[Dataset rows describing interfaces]
==========

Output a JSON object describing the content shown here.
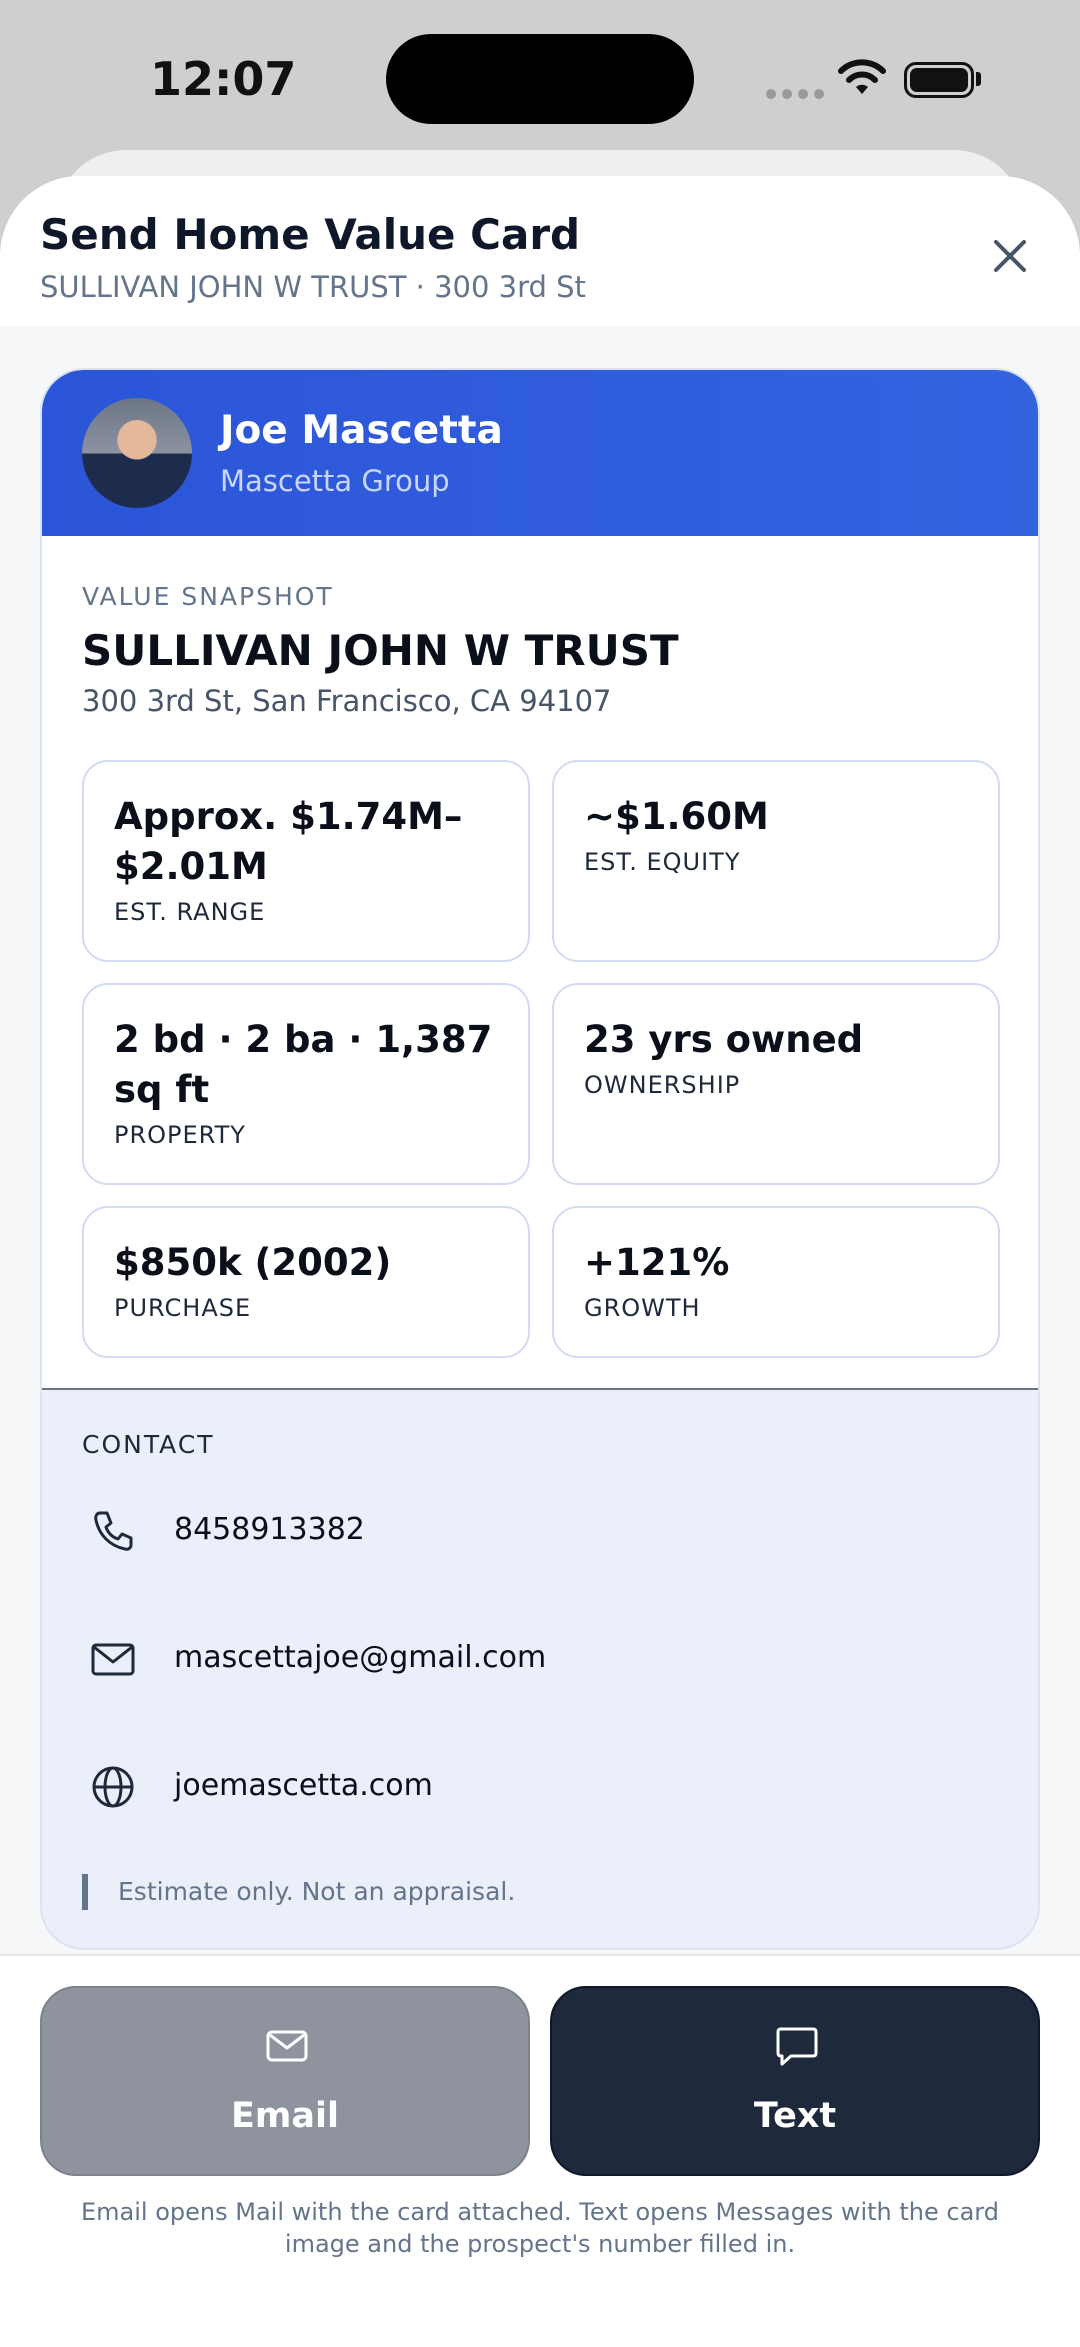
{
  "status_bar": {
    "time": "12:07"
  },
  "sheet": {
    "title": "Send Home Value Card",
    "subtitle": "SULLIVAN JOHN W TRUST · 300 3rd St"
  },
  "agent": {
    "name": "Joe Mascetta",
    "company": "Mascetta Group"
  },
  "snapshot": {
    "label": "VALUE SNAPSHOT",
    "owner": "SULLIVAN JOHN W TRUST",
    "address": "300 3rd St, San Francisco, CA 94107",
    "stats": [
      {
        "value": "Approx. $1.74M–$2.01M",
        "label": "EST. RANGE"
      },
      {
        "value": "~$1.60M",
        "label": "EST. EQUITY"
      },
      {
        "value": "2 bd · 2 ba · 1,387 sq ft",
        "label": "PROPERTY"
      },
      {
        "value": "23 yrs owned",
        "label": "OWNERSHIP"
      },
      {
        "value": "$850k (2002)",
        "label": "PURCHASE"
      },
      {
        "value": "+121%",
        "label": "GROWTH"
      }
    ]
  },
  "contact": {
    "label": "CONTACT",
    "phone": "8458913382",
    "email": "mascettajoe@gmail.com",
    "website": "joemascetta.com",
    "disclaimer": "Estimate only. Not an appraisal."
  },
  "actions": {
    "email_label": "Email",
    "text_label": "Text",
    "footnote": "Email opens Mail with the card attached. Text opens Messages with the card image and the prospect's number filled in."
  },
  "colors": {
    "accent": "#2b55d8",
    "text_button": "#1e293b",
    "email_button": "#8e939d",
    "contact_bg": "#eaeffa"
  },
  "icons": {
    "close": "close-icon",
    "phone": "phone-icon",
    "mail": "mail-icon",
    "globe": "globe-icon",
    "message": "message-icon"
  }
}
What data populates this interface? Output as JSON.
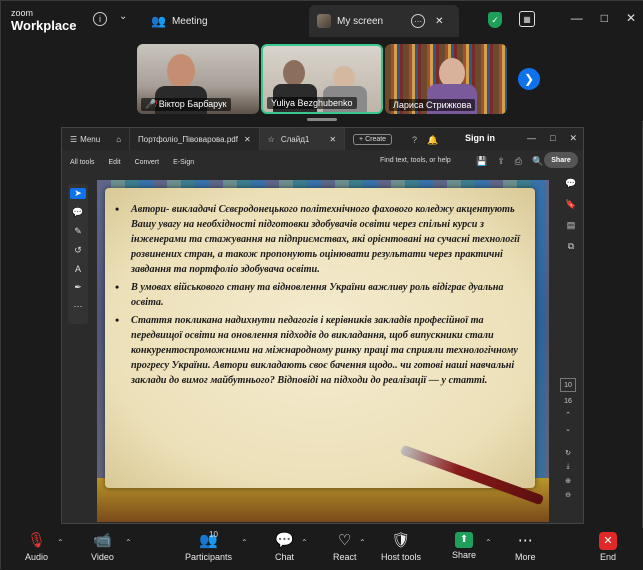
{
  "zoom": {
    "logo_line1": "zoom",
    "logo_line2": "Workplace",
    "tabs": [
      {
        "label": "Meeting"
      },
      {
        "label": "My screen"
      }
    ],
    "window_controls": [
      "—",
      "□",
      "✕"
    ]
  },
  "participants": [
    {
      "name": "Віктор Барбарук"
    },
    {
      "name": "Yuliya Bezghubenko"
    },
    {
      "name": "Лариса Стрижкова"
    }
  ],
  "acrobat": {
    "menu_label": "Menu",
    "tabs": [
      {
        "label": "Портфоліо_Півоварова.pdf"
      },
      {
        "label": "Слайд1"
      }
    ],
    "create_label": "+ Create",
    "sign_in": "Sign in",
    "toolbar": [
      "All tools",
      "Edit",
      "Convert",
      "E-Sign"
    ],
    "find_placeholder": "Find text, tools, or help",
    "share_label": "Share",
    "page_current": "10",
    "page_total": "16"
  },
  "slide": {
    "bullets": [
      "Автори- викладачі Сєвєродонецького політехнічного фахового коледжу акцентують Вашу увагу на необхідності підготовки здобувачів освіти через спільні курси з інженерами та стажування на підприємствах, які орієнтовані на сучасні технології розвинених стран, а також пропонують оцінювати результати через практичні завдання та портфоліо здобувача освіти.",
      "В умовах військового стану та відновлення України важливу роль відіграє дуальна освіта.",
      "Стаття покликана надихнути педагогів і керівників закладів професійної та передвищої освіти на оновлення підходів до викладання, щоб випускники стали конкурентоспроможними на міжнародному ринку праці та сприяли технологічному прогресу України. Автори викладають своє бачення щодо.. чи готові наші навчальні заклади до вимог майбутнього? Відповіді на підходи до реалізації — у статті."
    ]
  },
  "bottom_bar": {
    "audio": "Audio",
    "video": "Video",
    "participants": "Participants",
    "participants_count": "10",
    "chat": "Chat",
    "react": "React",
    "host_tools": "Host tools",
    "share": "Share",
    "more": "More",
    "end": "End"
  },
  "colors": {
    "accent": "#0e72ed",
    "active_tile": "#3ac78e",
    "end": "#e02828",
    "share": "#1fa05a"
  }
}
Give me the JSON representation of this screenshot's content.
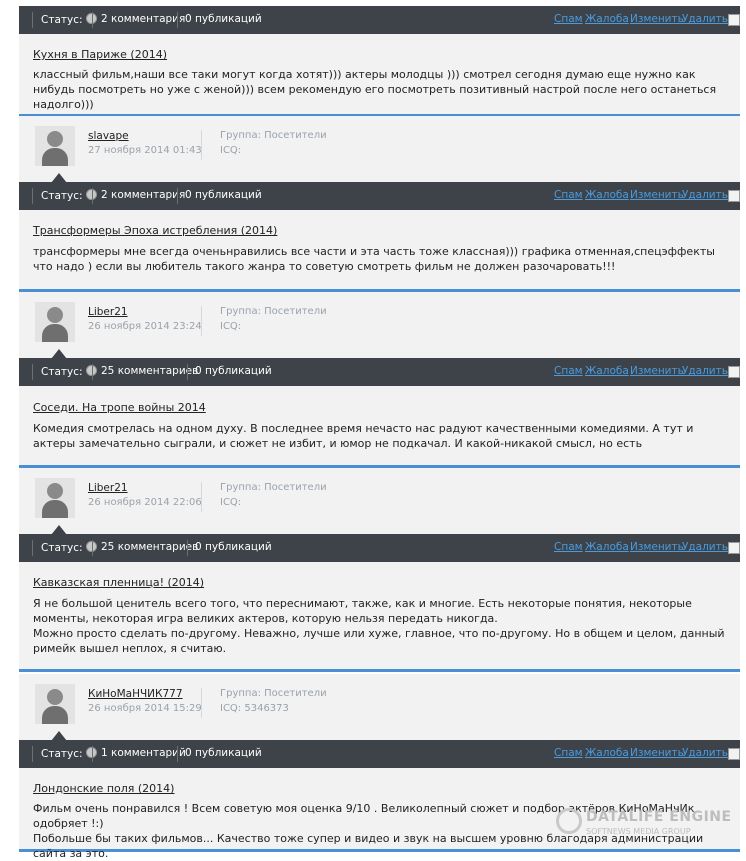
{
  "actions": {
    "spam": "Спам",
    "complaint": "Жалоба",
    "edit": "Изменить",
    "delete": "Удалить"
  },
  "status_label": "Статус:",
  "comments": [
    {
      "bar": {
        "comments": "2 комментария",
        "publications": "0 публикаций"
      },
      "title": "Кухня в Париже (2014)",
      "text": "классный фильм,наши все таки могут когда хотят))) актеры молодцы ))) смотрел сегодня думаю еще нужно как нибудь посмотреть но уже с женой))) всем рекомендую его посмотреть позитивный настрой после него останеться надолго)))"
    },
    {
      "user": {
        "name": "slavape",
        "date": "27 ноября 2014 01:43",
        "group": "Группа: Посетители",
        "icq": "ICQ:"
      },
      "bar": {
        "comments": "2 комментария",
        "publications": "0 публикаций"
      },
      "title": "Трансформеры Эпоха истребления (2014)",
      "text": "трансформеры мне всегда оченьнравились все части и эта часть тоже классная))) графика отменная,спецэффекты что надо ) если вы любитель такого жанра то советую смотреть фильм не должен разочаровать!!!"
    },
    {
      "user": {
        "name": "Liber21",
        "date": "26 ноября 2014 23:24",
        "group": "Группа: Посетители",
        "icq": "ICQ:"
      },
      "bar": {
        "comments": "25 комментариев",
        "publications": "0 публикаций"
      },
      "title": "Соседи. На тропе войны 2014",
      "text": "Комедия смотрелась на одном духу. В последнее время нечасто нас радуют качественными комедиями. А тут и актеры замечательно сыграли, и сюжет не избит, и юмор не подкачал. И какой-никакой смысл, но есть"
    },
    {
      "user": {
        "name": "Liber21",
        "date": "26 ноября 2014 22:06",
        "group": "Группа: Посетители",
        "icq": "ICQ:"
      },
      "bar": {
        "comments": "25 комментариев",
        "publications": "0 публикаций"
      },
      "title": "Кавказская пленница! (2014)",
      "text": "Я не большой ценитель всего того, что переснимают, также, как и многие. Есть некоторые понятия, некоторые моменты, некоторая игра великих актеров, которую нельзя передать никогда.\nМожно просто сделать по-другому. Неважно, лучше или хуже, главное, что по-другому. Но в общем и целом, данный римейк вышел неплох, я считаю."
    },
    {
      "user": {
        "name": "КиНоМаНЧИК777",
        "date": "26 ноября 2014 15:29",
        "group": "Группа: Посетители",
        "icq": "ICQ: 5346373"
      },
      "bar": {
        "comments": "1 комментарий",
        "publications": "0 публикаций"
      },
      "title": "Лондонские поля (2014)",
      "text": "Фильм очень понравился ! Всем советую моя оценка 9/10 . Великолепный сюжет и подбор актёров КиНоМаНчИк одобряет !:)\nПобольше бы таких фильмов... Качество тоже супер и видео и звук на высшем уровню благодаря администрации сайта за это."
    }
  ],
  "watermark": {
    "title": "DATALIFE ENGINE",
    "subtitle": "SOFTNEWS MEDIA GROUP"
  },
  "colors": {
    "bar": "#3d4349",
    "panel": "#f2f2f2",
    "accent": "#4a8fd4",
    "link": "#4a9be0"
  }
}
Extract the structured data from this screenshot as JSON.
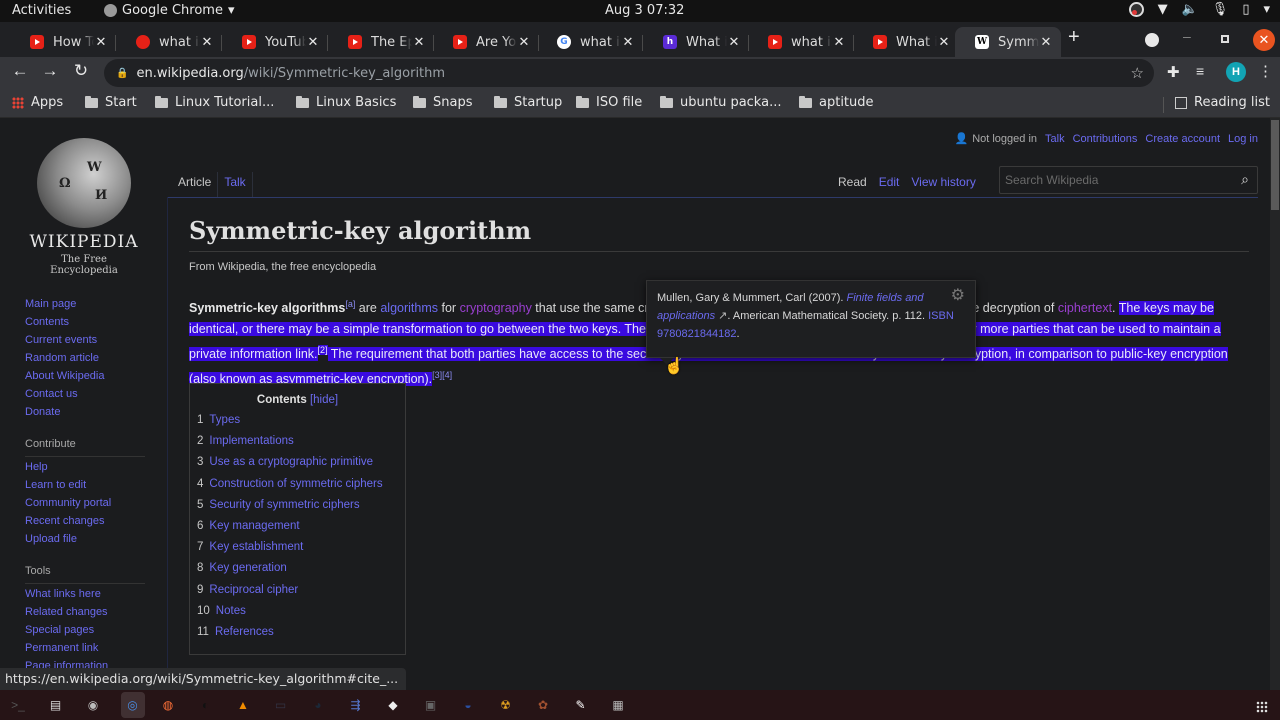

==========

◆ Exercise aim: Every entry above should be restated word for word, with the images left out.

◆ Result for this task:
Output a JSON object describing the content shown here.
{
  "status_bar": {
    "time": "12:07"
  },
  "sheet": {
    "title": "Send Home Value Card",
    "subtitle": "SULLIVAN JOHN W TRUST · 300 3rd St"
  },
  "agent": {
    "name": "Joe Mascetta",
    "company": "Mascetta Group"
  },
  "snapshot": {
    "label": "VALUE SNAPSHOT",
    "owner": "SULLIVAN JOHN W TRUST",
    "address": "300 3rd St, San Francisco, CA 94107",
    "stats": [
      {
        "value": "Approx. $1.74M–$2.01M",
        "label": "EST. RANGE"
      },
      {
        "value": "~$1.60M",
        "label": "EST. EQUITY"
      },
      {
        "value": "2 bd · 2 ba · 1,387 sq ft",
        "label": "PROPERTY"
      },
      {
        "value": "23 yrs owned",
        "label": "OWNERSHIP"
      },
      {
        "value": "$850k (2002)",
        "label": "PURCHASE"
      },
      {
        "value": "+121%",
        "label": "GROWTH"
      }
    ]
  },
  "contact": {
    "label": "CONTACT",
    "phone": "8458913382",
    "email": "mascettajoe@gmail.com",
    "website": "joemascetta.com",
    "disclaimer": "Estimate only. Not an appraisal."
  },
  "actions": {
    "email_label": "Email",
    "text_label": "Text",
    "footnote": "Email opens Mail with the card attached. Text opens Messages with the card image and the prospect's number filled in."
  },
  "colors": {
    "accent": "#2b55d8",
    "text_button": "#1e293b",
    "email_button": "#8e939d",
    "contact_bg": "#eaeffa"
  },
  "icons": {
    "close": "close-icon",
    "phone": "phone-icon",
    "mail": "mail-icon",
    "globe": "globe-icon",
    "message": "message-icon"
  }
}
What data populates this interface? Output as JSON.
{
  "zoom": {
    "logo_line1": "zoom",
    "logo_line2": "Workplace",
    "tabs": [
      {
        "label": "Meeting"
      },
      {
        "label": "My screen"
      }
    ],
    "window_controls": [
      "—",
      "□",
      "✕"
    ]
  },
  "participants": [
    {
      "name": "Віктор Барбарук"
    },
    {
      "name": "Yuliya Bezghubenko"
    },
    {
      "name": "Лариса Стрижкова"
    }
  ],
  "acrobat": {
    "menu_label": "Menu",
    "tabs": [
      {
        "label": "Портфоліо_Півоварова.pdf"
      },
      {
        "label": "Слайд1"
      }
    ],
    "create_label": "+ Create",
    "sign_in": "Sign in",
    "toolbar": [
      "All tools",
      "Edit",
      "Convert",
      "E-Sign"
    ],
    "find_placeholder": "Find text, tools, or help",
    "share_label": "Share",
    "page_current": "10",
    "page_total": "16"
  },
  "slide": {
    "bullets": [
      "Автори- викладачі Сєвєродонецького політехнічного фахового коледжу акцентують Вашу увагу на необхідності підготовки здобувачів освіти через спільні курси з інженерами та стажування на підприємствах, які орієнтовані на сучасні технології розвинених стран, а також пропонують оцінювати результати через практичні завдання та портфоліо здобувача освіти.",
      "В умовах військового стану та відновлення України важливу роль відіграє дуальна освіта.",
      "Стаття покликана надихнути педагогів і керівників закладів професійної та передвищої освіти на оновлення підходів до викладання, щоб випускники стали конкурентоспроможними на міжнародному ринку праці та сприяли технологічному прогресу України. Автори викладають своє бачення щодо.. чи готові наші навчальні заклади до вимог майбутнього? Відповіді на підходи до реалізації — у статті."
    ]
  },
  "bottom_bar": {
    "audio": "Audio",
    "video": "Video",
    "participants": "Participants",
    "participants_count": "10",
    "chat": "Chat",
    "react": "React",
    "host_tools": "Host tools",
    "share": "Share",
    "more": "More",
    "end": "End"
  },
  "colors": {
    "accent": "#0e72ed",
    "active_tile": "#3ac78e",
    "end": "#e02828",
    "share": "#1fa05a"
  }
}
Give me the JSON representation of this screenshot's content.
{
  "actions": {
    "spam": "Спам",
    "complaint": "Жалоба",
    "edit": "Изменить",
    "delete": "Удалить"
  },
  "status_label": "Статус:",
  "comments": [
    {
      "bar": {
        "comments": "2 комментария",
        "publications": "0 публикаций"
      },
      "title": "Кухня в Париже (2014)",
      "text": "классный фильм,наши все таки могут когда хотят))) актеры молодцы ))) смотрел сегодня думаю еще нужно как нибудь посмотреть но уже с женой))) всем рекомендую его посмотреть позитивный настрой после него останеться надолго)))"
    },
    {
      "user": {
        "name": "slavape",
        "date": "27 ноября 2014 01:43",
        "group": "Группа: Посетители",
        "icq": "ICQ:"
      },
      "bar": {
        "comments": "2 комментария",
        "publications": "0 публикаций"
      },
      "title": "Трансформеры Эпоха истребления (2014)",
      "text": "трансформеры мне всегда оченьнравились все части и эта часть тоже классная))) графика отменная,спецэффекты что надо ) если вы любитель такого жанра то советую смотреть фильм не должен разочаровать!!!"
    },
    {
      "user": {
        "name": "Liber21",
        "date": "26 ноября 2014 23:24",
        "group": "Группа: Посетители",
        "icq": "ICQ:"
      },
      "bar": {
        "comments": "25 комментариев",
        "publications": "0 публикаций"
      },
      "title": "Соседи. На тропе войны 2014",
      "text": "Комедия смотрелась на одном духу. В последнее время нечасто нас радуют качественными комедиями. А тут и актеры замечательно сыграли, и сюжет не избит, и юмор не подкачал. И какой-никакой смысл, но есть"
    },
    {
      "user": {
        "name": "Liber21",
        "date": "26 ноября 2014 22:06",
        "group": "Группа: Посетители",
        "icq": "ICQ:"
      },
      "bar": {
        "comments": "25 комментариев",
        "publications": "0 публикаций"
      },
      "title": "Кавказская пленница! (2014)",
      "text": "Я не большой ценитель всего того, что переснимают, также, как и многие. Есть некоторые понятия, некоторые моменты, некоторая игра великих актеров, которую нельзя передать никогда.\nМожно просто сделать по-другому. Неважно, лучше или хуже, главное, что по-другому. Но в общем и целом, данный римейк вышел неплох, я считаю."
    },
    {
      "user": {
        "name": "КиНоМаНЧИК777",
        "date": "26 ноября 2014 15:29",
        "group": "Группа: Посетители",
        "icq": "ICQ: 5346373"
      },
      "bar": {
        "comments": "1 комментарий",
        "publications": "0 публикаций"
      },
      "title": "Лондонские поля (2014)",
      "text": "Фильм очень понравился ! Всем советую моя оценка 9/10 . Великолепный сюжет и подбор актёров КиНоМаНчИк одобряет !:)\nПобольше бы таких фильмов... Качество тоже супер и видео и звук на высшем уровню благодаря администрации сайта за это."
    }
  ],
  "watermark": {
    "title": "DATALIFE ENGINE",
    "subtitle": "SOFTNEWS MEDIA GROUP"
  },
  "colors": {
    "bar": "#3d4349",
    "panel": "#f2f2f2",
    "accent": "#4a8fd4",
    "link": "#4a9be0"
  }
}
Extract the structured data from this screenshot as JSON.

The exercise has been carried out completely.